__Provided information__
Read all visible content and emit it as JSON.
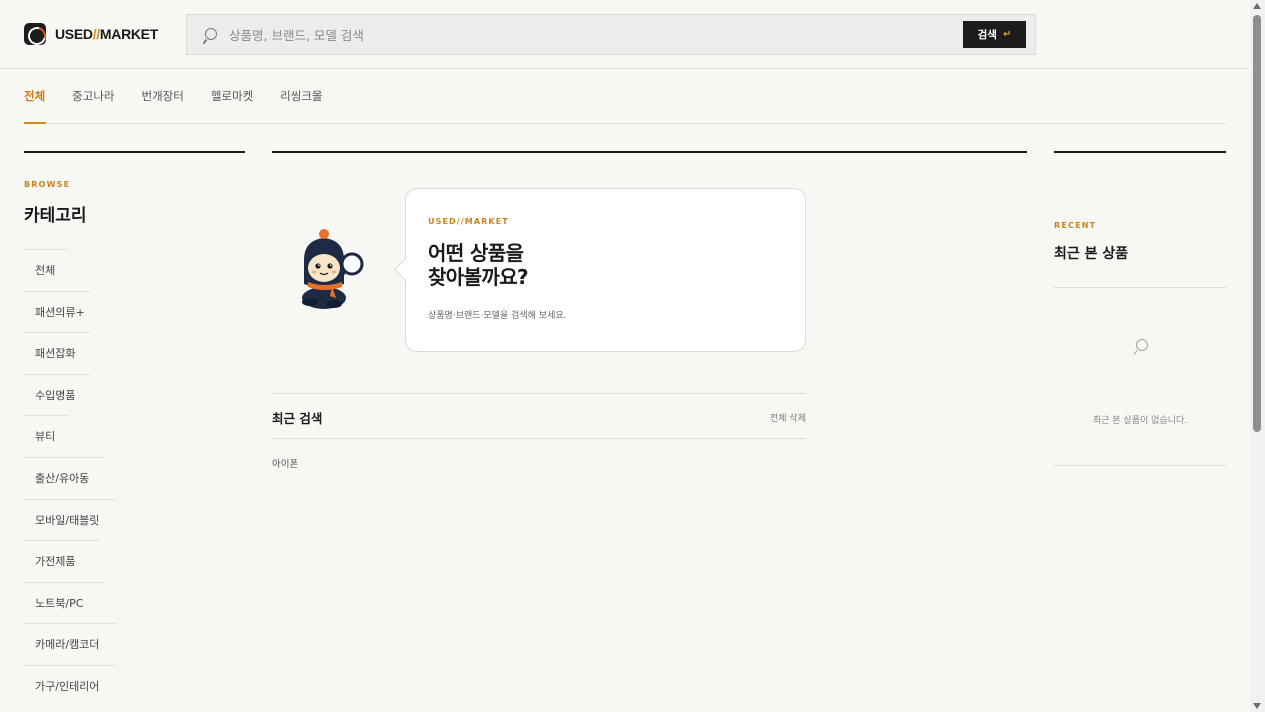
{
  "header": {
    "logo_prefix": "USED",
    "logo_slash": "//",
    "logo_suffix": "MARKET",
    "search_placeholder": "상품명, 브랜드, 모델 검색",
    "search_button": "검색",
    "search_button_icon": "enter-arrow-icon"
  },
  "tabs": [
    {
      "label": "전체",
      "active": true
    },
    {
      "label": "중고나라",
      "active": false
    },
    {
      "label": "번개장터",
      "active": false
    },
    {
      "label": "헬로마켓",
      "active": false
    },
    {
      "label": "리씽크몰",
      "active": false
    }
  ],
  "sidebar": {
    "kicker": "BROWSE",
    "title": "카테고리",
    "items": [
      {
        "label": "전체"
      },
      {
        "label": "패션의류+"
      },
      {
        "label": "패션잡화"
      },
      {
        "label": "수입명품"
      },
      {
        "label": "뷰티"
      },
      {
        "label": "출산/유아동"
      },
      {
        "label": "모바일/태블릿"
      },
      {
        "label": "가전제품"
      },
      {
        "label": "노트북/PC"
      },
      {
        "label": "카메라/캠코더"
      },
      {
        "label": "가구/인테리어"
      }
    ]
  },
  "hero": {
    "kicker": "USED//MARKET",
    "title_line1": "어떤 상품을",
    "title_line2": "찾아볼까요?",
    "subtitle": "상품명·브랜드·모델을 검색해 보세요.",
    "mascot_icon": "mascot-magnifier-icon"
  },
  "recent_search": {
    "title": "최근 검색",
    "clear_label": "전체 삭제",
    "items": [
      "아이폰"
    ]
  },
  "recent_viewed": {
    "kicker": "RECENT",
    "title": "최근 본 상품",
    "empty_text": "최근 본 상품이 없습니다.",
    "empty_icon": "search-icon"
  },
  "colors": {
    "accent": "#d88a17",
    "background": "#f7f7f4",
    "dark": "#1c1c1c",
    "mascot_navy": "#1f2a44",
    "mascot_orange": "#e8712a"
  }
}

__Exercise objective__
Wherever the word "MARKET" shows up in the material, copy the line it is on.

__Response to the exercise__
    "logo_suffix": "MARKET",
    "kicker": "USED//MARKET",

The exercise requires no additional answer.